K3s, as it’s called—a play on “K8s,” a common abbreviation for Kubernetes—is aimed mainly at the edge computing and standalone device markets, but can also support scenarios such as a self-contained Kubernetes-powered app distribution. The x86-64, ARM64, and ARMv7 platform architectures are all supported.

K3s uses a variety of techniques to squeeze a Kubernetes distribution into 512 MB of RAM, using a single 40 MB binary. K3s omits many features that bloat up most Kubernetes distributions, such as rarely used plug-ins, and consolidates the various functions of a Kubernetes distribution into a single process. Nevertheless, Rancher Labs claims K3s passes CNCF’s “Certified Kubernetes  Distribution” tests.

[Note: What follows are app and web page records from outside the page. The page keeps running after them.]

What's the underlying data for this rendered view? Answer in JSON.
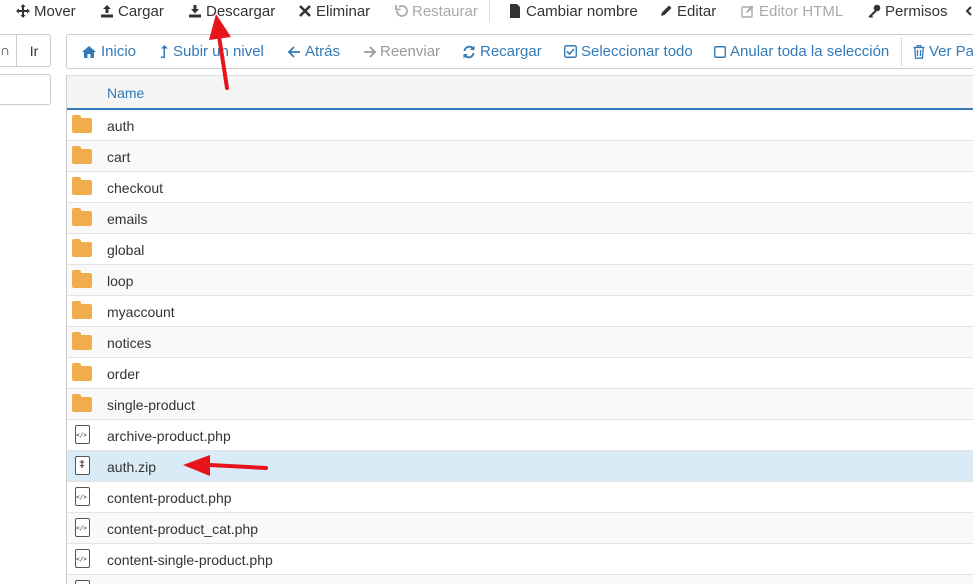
{
  "toolbar": {
    "mover": "Mover",
    "cargar": "Cargar",
    "descargar": "Descargar",
    "eliminar": "Eliminar",
    "restaurar": "Restaurar",
    "cambiar_nombre": "Cambiar nombre",
    "editar": "Editar",
    "editor_html": "Editor HTML",
    "permisos": "Permisos"
  },
  "left": {
    "cut_text": "∩",
    "go_label": "Ir"
  },
  "nav": {
    "inicio": "Inicio",
    "subir_nivel": "Subir un nivel",
    "atras": "Atrás",
    "reenviar": "Reenviar",
    "recargar": "Recargar",
    "seleccionar_todo": "Seleccionar todo",
    "anular_seleccion": "Anular toda la selección",
    "ver_papelera": "Ver Papelera"
  },
  "table": {
    "header_name": "Name",
    "rows": [
      {
        "name": "auth",
        "type": "folder"
      },
      {
        "name": "cart",
        "type": "folder"
      },
      {
        "name": "checkout",
        "type": "folder"
      },
      {
        "name": "emails",
        "type": "folder"
      },
      {
        "name": "global",
        "type": "folder"
      },
      {
        "name": "loop",
        "type": "folder"
      },
      {
        "name": "myaccount",
        "type": "folder"
      },
      {
        "name": "notices",
        "type": "folder"
      },
      {
        "name": "order",
        "type": "folder"
      },
      {
        "name": "single-product",
        "type": "folder"
      },
      {
        "name": "archive-product.php",
        "type": "code"
      },
      {
        "name": "auth.zip",
        "type": "zip",
        "selected": true
      },
      {
        "name": "content-product.php",
        "type": "code"
      },
      {
        "name": "content-product_cat.php",
        "type": "code"
      },
      {
        "name": "content-single-product.php",
        "type": "code"
      },
      {
        "name": "",
        "type": "code"
      }
    ]
  },
  "colors": {
    "link": "#337ab7",
    "folder": "#f0ad4e",
    "selected_row": "#d9ebf7",
    "annotation_arrow": "#e8141b"
  },
  "icons": {
    "mover": "arrows-move-icon",
    "cargar": "upload-icon",
    "descargar": "download-icon",
    "eliminar": "x-icon",
    "restaurar": "undo-icon",
    "cambiar_nombre": "file-icon",
    "editar": "pencil-icon",
    "editor_html": "edit-box-icon",
    "permisos": "key-icon"
  }
}
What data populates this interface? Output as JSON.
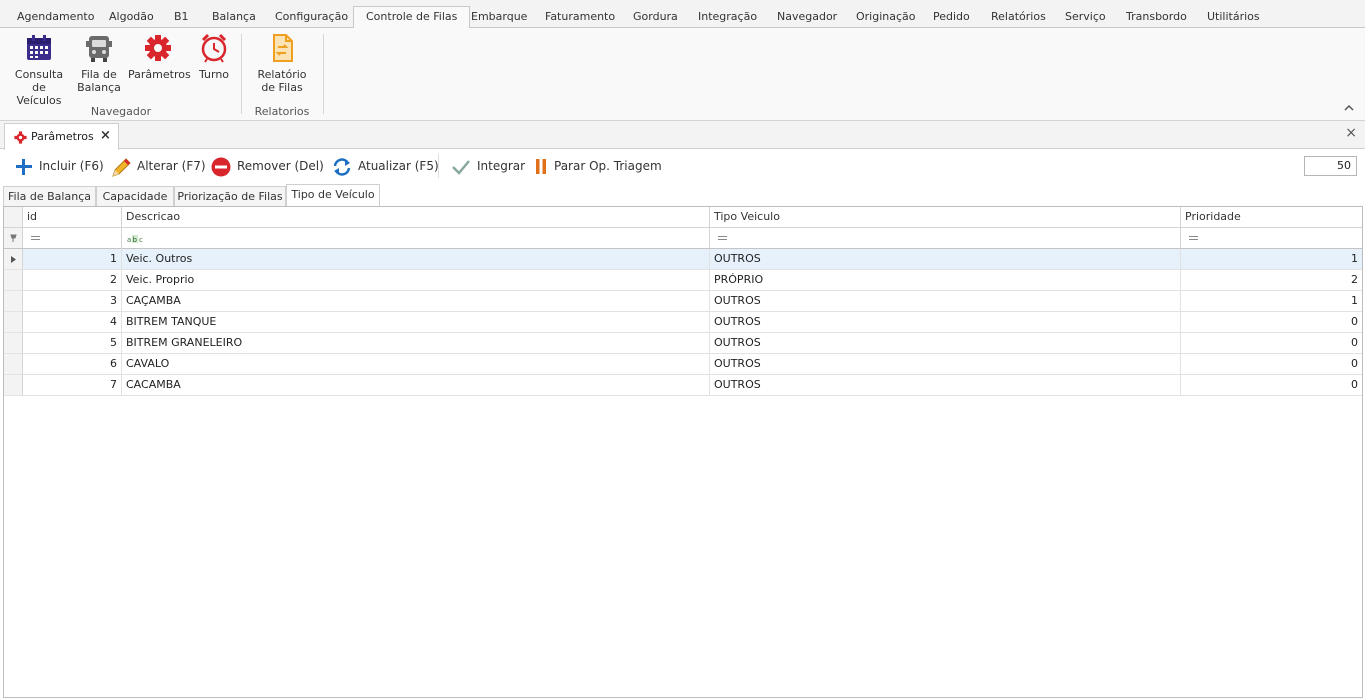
{
  "ribbon": {
    "tabs": [
      "Agendamento",
      "Algodão",
      "B1",
      "Balança",
      "Configuração",
      "Controle de Filas",
      "Embarque",
      "Faturamento",
      "Gordura",
      "Integração",
      "Navegador",
      "Originação",
      "Pedido",
      "Relatórios",
      "Serviço",
      "Transbordo",
      "Utilitários"
    ],
    "active_tab": "Controle de Filas",
    "groups": [
      {
        "label": "Navegador",
        "buttons": [
          {
            "label": "Consulta de\nVeículos",
            "icon": "calendar-icon"
          },
          {
            "label": "Fila de\nBalança",
            "icon": "truck-icon"
          },
          {
            "label": "Parâmetros",
            "icon": "gear-icon"
          },
          {
            "label": "Turno",
            "icon": "alarm-clock-icon"
          }
        ]
      },
      {
        "label": "Relatorios",
        "buttons": [
          {
            "label": "Relatório\nde Filas",
            "icon": "report-refresh-icon"
          }
        ]
      }
    ]
  },
  "document": {
    "tab_label": "Parâmetros",
    "close_glyph": "×"
  },
  "toolbar": {
    "incluir": "Incluir (F6)",
    "alterar": "Alterar (F7)",
    "remover": "Remover (Del)",
    "atualizar": "Atualizar (F5)",
    "integrar": "Integrar",
    "parar": "Parar Op. Triagem",
    "page_size": "50"
  },
  "inner_tabs": [
    "Fila de Balança",
    "Capacidade",
    "Priorização de Filas",
    "Tipo de Veículo"
  ],
  "inner_active": "Tipo de Veículo",
  "grid": {
    "columns": [
      "id",
      "Descricao",
      "Tipo Veiculo",
      "Prioridade"
    ],
    "rows": [
      {
        "id": "1",
        "descricao": "Veic. Outros",
        "tipo": "OUTROS",
        "prioridade": "1"
      },
      {
        "id": "2",
        "descricao": "Veic. Proprio",
        "tipo": "PRÓPRIO",
        "prioridade": "2"
      },
      {
        "id": "3",
        "descricao": "CAÇAMBA",
        "tipo": "OUTROS",
        "prioridade": "1"
      },
      {
        "id": "4",
        "descricao": "BITREM TANQUE",
        "tipo": "OUTROS",
        "prioridade": "0"
      },
      {
        "id": "5",
        "descricao": "BITREM GRANELEIRO",
        "tipo": "OUTROS",
        "prioridade": "0"
      },
      {
        "id": "6",
        "descricao": "CAVALO",
        "tipo": "OUTROS",
        "prioridade": "0"
      },
      {
        "id": "7",
        "descricao": "CACAMBA",
        "tipo": "OUTROS",
        "prioridade": "0"
      }
    ]
  },
  "colors": {
    "accent_blue": "#1e6fc4",
    "danger_red": "#d9262c",
    "selection": "#e6f1fb"
  }
}
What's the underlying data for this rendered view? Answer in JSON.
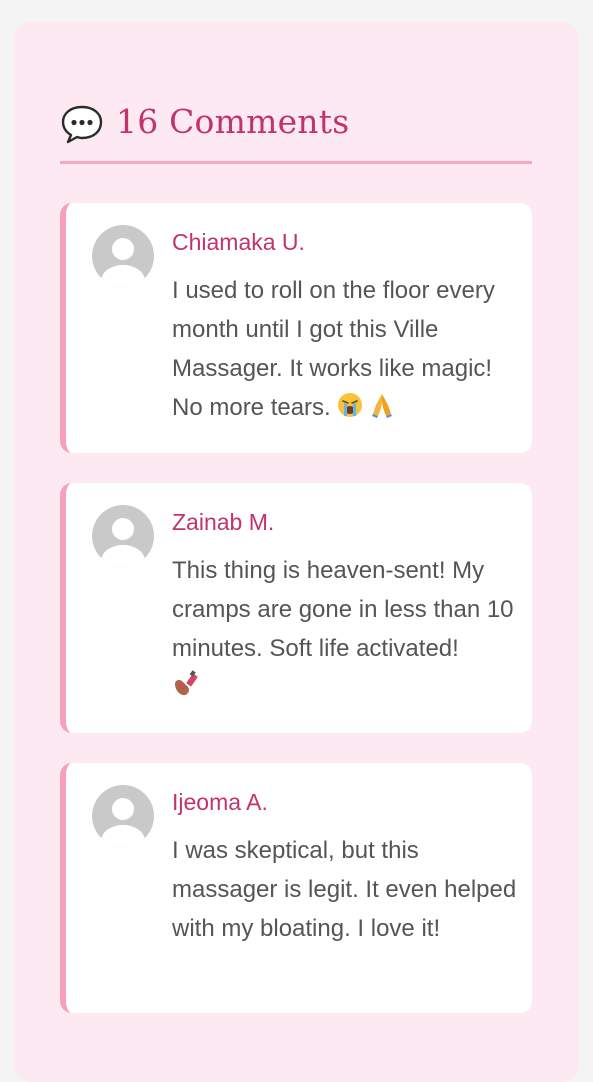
{
  "header": {
    "icon": "speech-bubble-icon",
    "title": "16 Comments"
  },
  "comments": [
    {
      "author": "Chiamaka U.",
      "text": "I used to roll on the floor every month until I got this Ville Massager. It works like magic! No more tears.",
      "emojis": [
        "loudly-crying-face-emoji",
        "folded-hands-emoji"
      ]
    },
    {
      "author": "Zainab M.",
      "text": "This thing is heaven-sent! My cramps are gone in less than 10 minutes. Soft life activated!",
      "emojis": [
        "nail-polish-emoji"
      ]
    },
    {
      "author": "Ijeoma A.",
      "text": "I was skeptical, but this massager is legit. It even helped with my bloating. I love it!",
      "emojis": []
    }
  ],
  "colors": {
    "accent": "#c2336e",
    "card_border": "#f7a0bc",
    "panel_background": "#fde9f1",
    "body_text": "#555555"
  }
}
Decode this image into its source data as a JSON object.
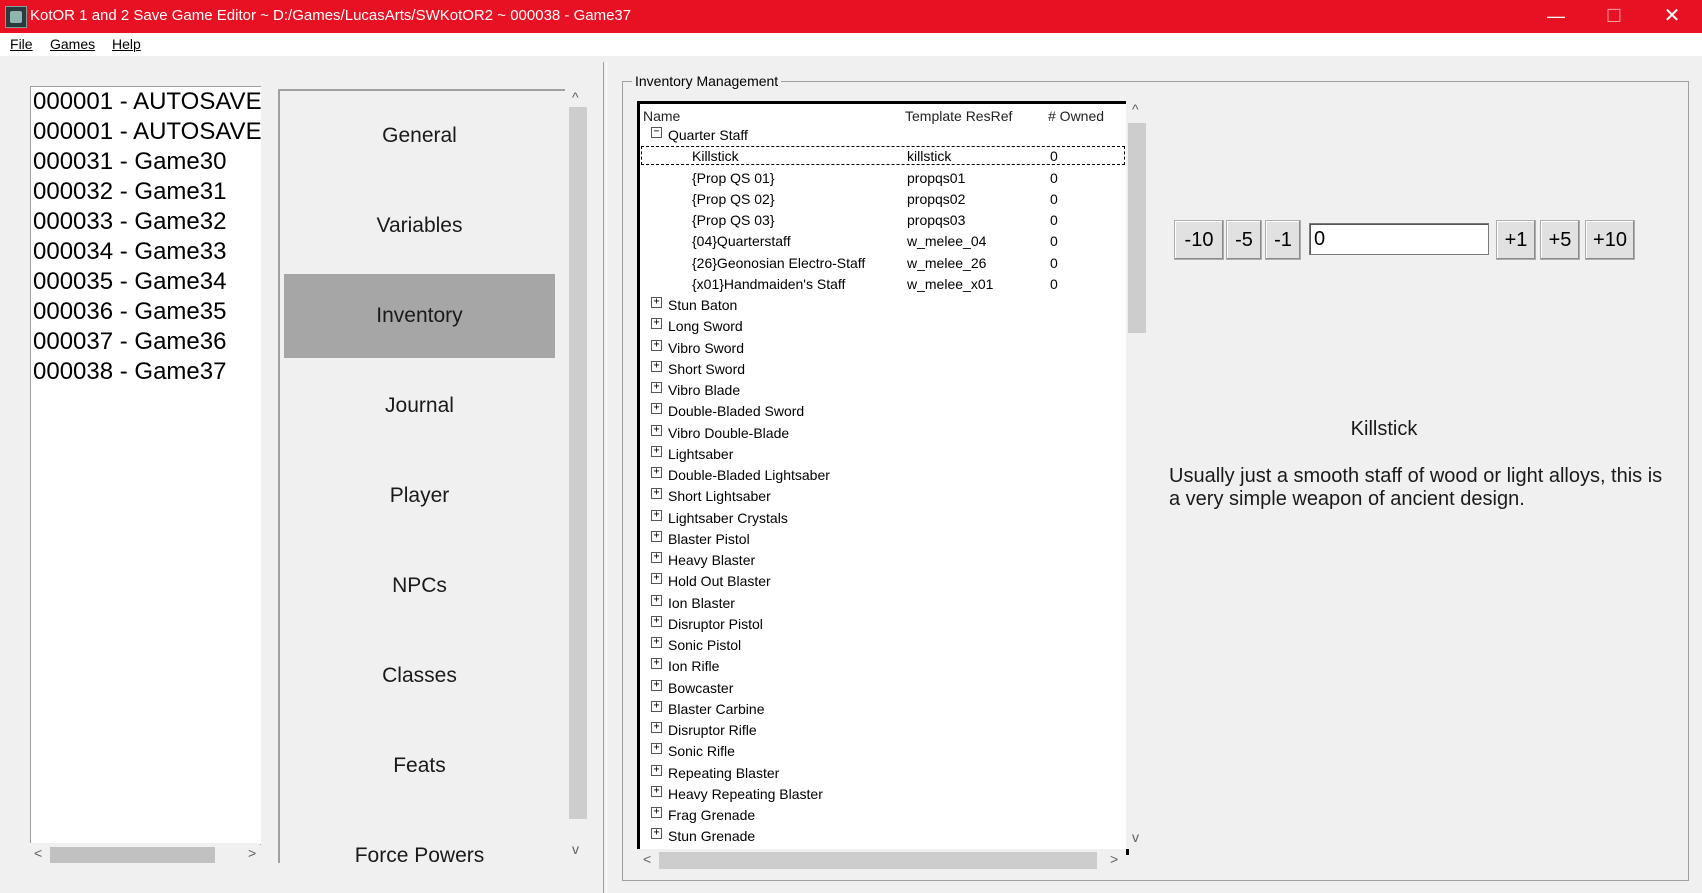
{
  "window": {
    "title": "KotOR 1 and 2 Save Game Editor ~ D:/Games/LucasArts/SWKotOR2 ~ 000038 - Game37",
    "minimize": "—",
    "maximize": "☐",
    "close": "✕",
    "titlebar_color": "#e81123"
  },
  "menu": {
    "file": "File",
    "games": "Games",
    "help": "Help"
  },
  "saves": [
    "000001 - AUTOSAVE",
    "000001 - AUTOSAVE",
    "000031 - Game30",
    "000032 - Game31",
    "000033 - Game32",
    "000034 - Game33",
    "000035 - Game34",
    "000036 - Game35",
    "000037 - Game36",
    "000038 - Game37"
  ],
  "nav": [
    {
      "label": "General",
      "active": false
    },
    {
      "label": "Variables",
      "active": false
    },
    {
      "label": "Inventory",
      "active": true
    },
    {
      "label": "Journal",
      "active": false
    },
    {
      "label": "Player",
      "active": false
    },
    {
      "label": "NPCs",
      "active": false
    },
    {
      "label": "Classes",
      "active": false
    },
    {
      "label": "Feats",
      "active": false
    },
    {
      "label": "Force Powers",
      "active": false
    }
  ],
  "inventory": {
    "group_label": "Inventory Management",
    "columns": {
      "name": "Name",
      "resref": "Template ResRef",
      "owned": "# Owned"
    },
    "rows": [
      {
        "type": "group",
        "name": "Quarter Staff",
        "expanded": true
      },
      {
        "type": "item",
        "name": "Killstick",
        "resref": "killstick",
        "owned": "0",
        "selected": true
      },
      {
        "type": "item",
        "name": "{Prop QS 01}",
        "resref": "propqs01",
        "owned": "0"
      },
      {
        "type": "item",
        "name": "{Prop QS 02}",
        "resref": "propqs02",
        "owned": "0"
      },
      {
        "type": "item",
        "name": "{Prop QS 03}",
        "resref": "propqs03",
        "owned": "0"
      },
      {
        "type": "item",
        "name": "{04}Quarterstaff",
        "resref": "w_melee_04",
        "owned": "0"
      },
      {
        "type": "item",
        "name": "{26}Geonosian Electro-Staff",
        "resref": "w_melee_26",
        "owned": "0"
      },
      {
        "type": "item",
        "name": "{x01}Handmaiden's Staff",
        "resref": "w_melee_x01",
        "owned": "0"
      },
      {
        "type": "group",
        "name": "Stun Baton"
      },
      {
        "type": "group",
        "name": "Long Sword"
      },
      {
        "type": "group",
        "name": "Vibro Sword"
      },
      {
        "type": "group",
        "name": "Short Sword"
      },
      {
        "type": "group",
        "name": "Vibro Blade"
      },
      {
        "type": "group",
        "name": "Double-Bladed Sword"
      },
      {
        "type": "group",
        "name": "Vibro Double-Blade"
      },
      {
        "type": "group",
        "name": "Lightsaber"
      },
      {
        "type": "group",
        "name": "Double-Bladed Lightsaber"
      },
      {
        "type": "group",
        "name": "Short Lightsaber"
      },
      {
        "type": "group",
        "name": "Lightsaber Crystals"
      },
      {
        "type": "group",
        "name": "Blaster Pistol"
      },
      {
        "type": "group",
        "name": "Heavy Blaster"
      },
      {
        "type": "group",
        "name": "Hold Out Blaster"
      },
      {
        "type": "group",
        "name": "Ion Blaster"
      },
      {
        "type": "group",
        "name": "Disruptor Pistol"
      },
      {
        "type": "group",
        "name": "Sonic Pistol"
      },
      {
        "type": "group",
        "name": "Ion Rifle"
      },
      {
        "type": "group",
        "name": "Bowcaster"
      },
      {
        "type": "group",
        "name": "Blaster Carbine"
      },
      {
        "type": "group",
        "name": "Disruptor Rifle"
      },
      {
        "type": "group",
        "name": "Sonic Rifle"
      },
      {
        "type": "group",
        "name": "Repeating Blaster"
      },
      {
        "type": "group",
        "name": "Heavy Repeating Blaster"
      },
      {
        "type": "group",
        "name": "Frag Grenade"
      },
      {
        "type": "group",
        "name": "Stun Grenade"
      }
    ],
    "quantity_buttons": [
      "-10",
      "-5",
      "-1",
      "+1",
      "+5",
      "+10"
    ],
    "quantity_value": "0",
    "selected_name": "Killstick",
    "selected_description": "Usually just a smooth staff of wood or light alloys, this is a very simple weapon of ancient design."
  }
}
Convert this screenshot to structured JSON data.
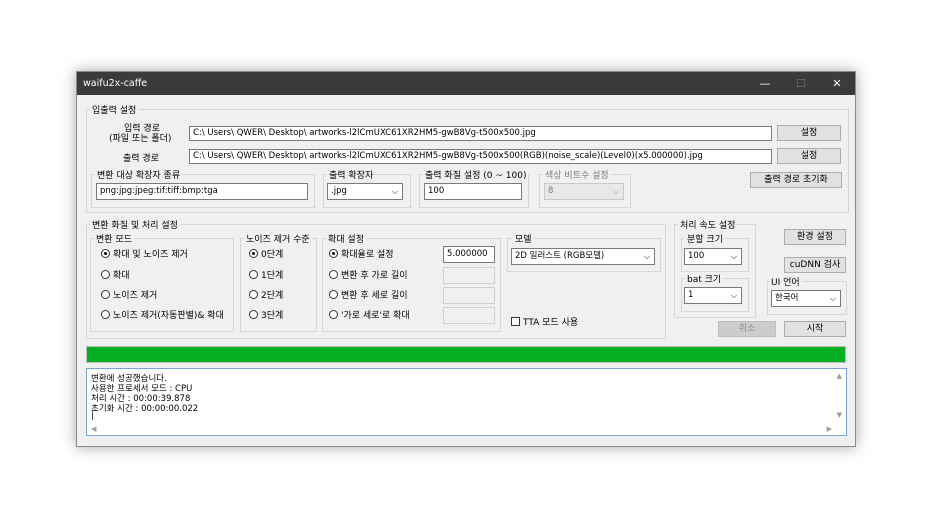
{
  "window": {
    "title": "waifu2x-caffe",
    "minimize": "—",
    "maximize": "☐",
    "close": "✕"
  },
  "io": {
    "group_label": "입출력 설정",
    "input_label_1": "입력 경로",
    "input_label_2": "(파일 또는 폴더)",
    "input_path": "C:\\  Users\\  QWER\\  Desktop\\  artworks-l2lCmUXC61XR2HM5-gwB8Vg-t500x500.jpg",
    "output_label": "출력 경로",
    "output_path": "C:\\  Users\\  QWER\\  Desktop\\  artworks-l2lCmUXC61XR2HM5-gwB8Vg-t500x500(RGB)(noise_scale)(Level0)(x5.000000).jpg",
    "set_button_1": "설정",
    "set_button_2": "설정",
    "ext_group_label": "변환 대상 확장자 종류",
    "ext_value": "png:jpg:jpeg:tif:tiff:bmp:tga",
    "out_ext_group_label": "출력 확장자",
    "out_ext_value": ".jpg",
    "quality_group_label": "출력 화질 설정 (0 ~ 100)",
    "quality_value": "100",
    "bitdepth_group_label": "색상 비트수 설정",
    "bitdepth_value": "8",
    "reset_output_button": "출력 경로 초기화"
  },
  "convert": {
    "group_label": "변환 화질 및 처리 설정",
    "mode_group_label": "변환 모드",
    "modes": [
      "확대 및 노이즈 제거",
      "확대",
      "노이즈 제거",
      "노이즈 제거(자동판별)& 확대"
    ],
    "mode_selected_index": 0,
    "noise_group_label": "노이즈 제거 수준",
    "noise_levels": [
      "0단계",
      "1단계",
      "2단계",
      "3단계"
    ],
    "noise_selected_index": 0,
    "scale_group_label": "확대 설정",
    "scale_options": [
      "확대율로 설정",
      "변환 후 가로 길이",
      "변환 후 세로 길이",
      "'가로 세로'로 확대"
    ],
    "scale_selected_index": 0,
    "scale_value": "5.000000",
    "model_group_label": "모델",
    "model_value": "2D 일러스트 (RGB모델)",
    "tta_label": "TTA 모드 사용"
  },
  "speed": {
    "group_label": "처리 속도 설정",
    "split_group_label": "분할 크기",
    "split_value": "100",
    "batch_group_label": "bat 크기",
    "batch_value": "1",
    "env_button": "환경 설정",
    "cudnn_button": "cuDNN 검사",
    "ui_lang_group_label": "UI 언어",
    "ui_lang_value": "한국어"
  },
  "actions": {
    "cancel": "취소",
    "start": "시작"
  },
  "progress": {
    "fraction": 1.0
  },
  "log": {
    "lines": [
      "변환에 성공했습니다.",
      "사용한 프로세서 모드 : CPU",
      "처리 시간 : 00:00:39.878",
      "초기화 시간 : 00:00:00.022"
    ]
  }
}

Most of what has been removed is “alpha functionality that is disabled by default or old features that have been deprecated, such as old API groups, which are still shipped in a standard deployment,” according to Rancher Labs’s press notes. New Kubernetes deployments would not use those features anyway, since they exist solely for the sake of backwards compatibility. The vast majority of those features were implemented as plug-ins, meaning they can be re-implemented if needed.

K3s also replaces components commonly found in the Kubernetes stack with less resource-intensive substitutes. Instead of a full instance of Docker as the runtime engine for containers, K3s uses Docker’s core container runtime, Containerd. This way, many elements normally included with Docker can be omitted.

Another Kubernetes component, Etcd—the distributed database used for tracking state across a cluster—can be swapped out for SQLite, as SQLite uses fewer resources.

K3s is currently being offered as an open source project with no official support by Rancher Labs, but the company believes it will begin to offer official support by the third quarter of 2019.